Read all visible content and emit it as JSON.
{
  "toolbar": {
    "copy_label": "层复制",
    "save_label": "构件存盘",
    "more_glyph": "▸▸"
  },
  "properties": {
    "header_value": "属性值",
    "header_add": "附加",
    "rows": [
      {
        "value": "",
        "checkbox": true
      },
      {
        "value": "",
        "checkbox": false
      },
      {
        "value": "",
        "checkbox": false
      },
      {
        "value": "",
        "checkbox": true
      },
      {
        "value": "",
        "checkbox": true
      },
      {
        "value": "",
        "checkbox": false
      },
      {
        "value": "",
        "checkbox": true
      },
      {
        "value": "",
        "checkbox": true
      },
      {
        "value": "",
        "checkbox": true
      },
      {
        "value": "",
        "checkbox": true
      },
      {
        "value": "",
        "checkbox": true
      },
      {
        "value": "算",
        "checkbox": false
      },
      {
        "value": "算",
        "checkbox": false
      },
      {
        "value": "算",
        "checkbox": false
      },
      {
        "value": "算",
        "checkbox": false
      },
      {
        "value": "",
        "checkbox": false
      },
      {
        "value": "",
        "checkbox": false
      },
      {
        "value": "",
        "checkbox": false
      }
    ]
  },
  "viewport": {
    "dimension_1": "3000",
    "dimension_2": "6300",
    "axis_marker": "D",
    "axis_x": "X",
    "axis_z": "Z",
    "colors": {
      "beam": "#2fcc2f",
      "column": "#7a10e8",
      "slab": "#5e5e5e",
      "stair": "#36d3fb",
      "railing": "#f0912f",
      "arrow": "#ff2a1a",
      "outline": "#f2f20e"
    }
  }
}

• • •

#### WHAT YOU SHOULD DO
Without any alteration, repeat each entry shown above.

#### ANSWER SPACE
Read all visible content and emit it as JSON.
{
  "toolbar": {
    "copy_label": "层复制",
    "save_label": "构件存盘",
    "more_glyph": "▸▸"
  },
  "properties": {
    "header_value": "属性值",
    "header_add": "附加",
    "rows": [
      {
        "value": "",
        "checkbox": true
      },
      {
        "value": "",
        "checkbox": false
      },
      {
        "value": "",
        "checkbox": false
      },
      {
        "value": "",
        "checkbox": true
      },
      {
        "value": "",
        "checkbox": true
      },
      {
        "value": "",
        "checkbox": false
      },
      {
        "value": "",
        "checkbox": true
      },
      {
        "value": "",
        "checkbox": true
      },
      {
        "value": "",
        "checkbox": true
      },
      {
        "value": "",
        "checkbox": true
      },
      {
        "value": "",
        "checkbox": true
      },
      {
        "value": "算",
        "checkbox": false
      },
      {
        "value": "算",
        "checkbox": false
      },
      {
        "value": "算",
        "checkbox": false
      },
      {
        "value": "算",
        "checkbox": false
      },
      {
        "value": "",
        "checkbox": false
      },
      {
        "value": "",
        "checkbox": false
      },
      {
        "value": "",
        "checkbox": false
      }
    ]
  },
  "viewport": {
    "dimension_1": "3000",
    "dimension_2": "6300",
    "axis_marker": "D",
    "axis_x": "X",
    "axis_z": "Z",
    "colors": {
      "beam": "#2fcc2f",
      "column": "#7a10e8",
      "slab": "#5e5e5e",
      "stair": "#36d3fb",
      "railing": "#f0912f",
      "arrow": "#ff2a1a",
      "outline": "#f2f20e"
    }
  }
}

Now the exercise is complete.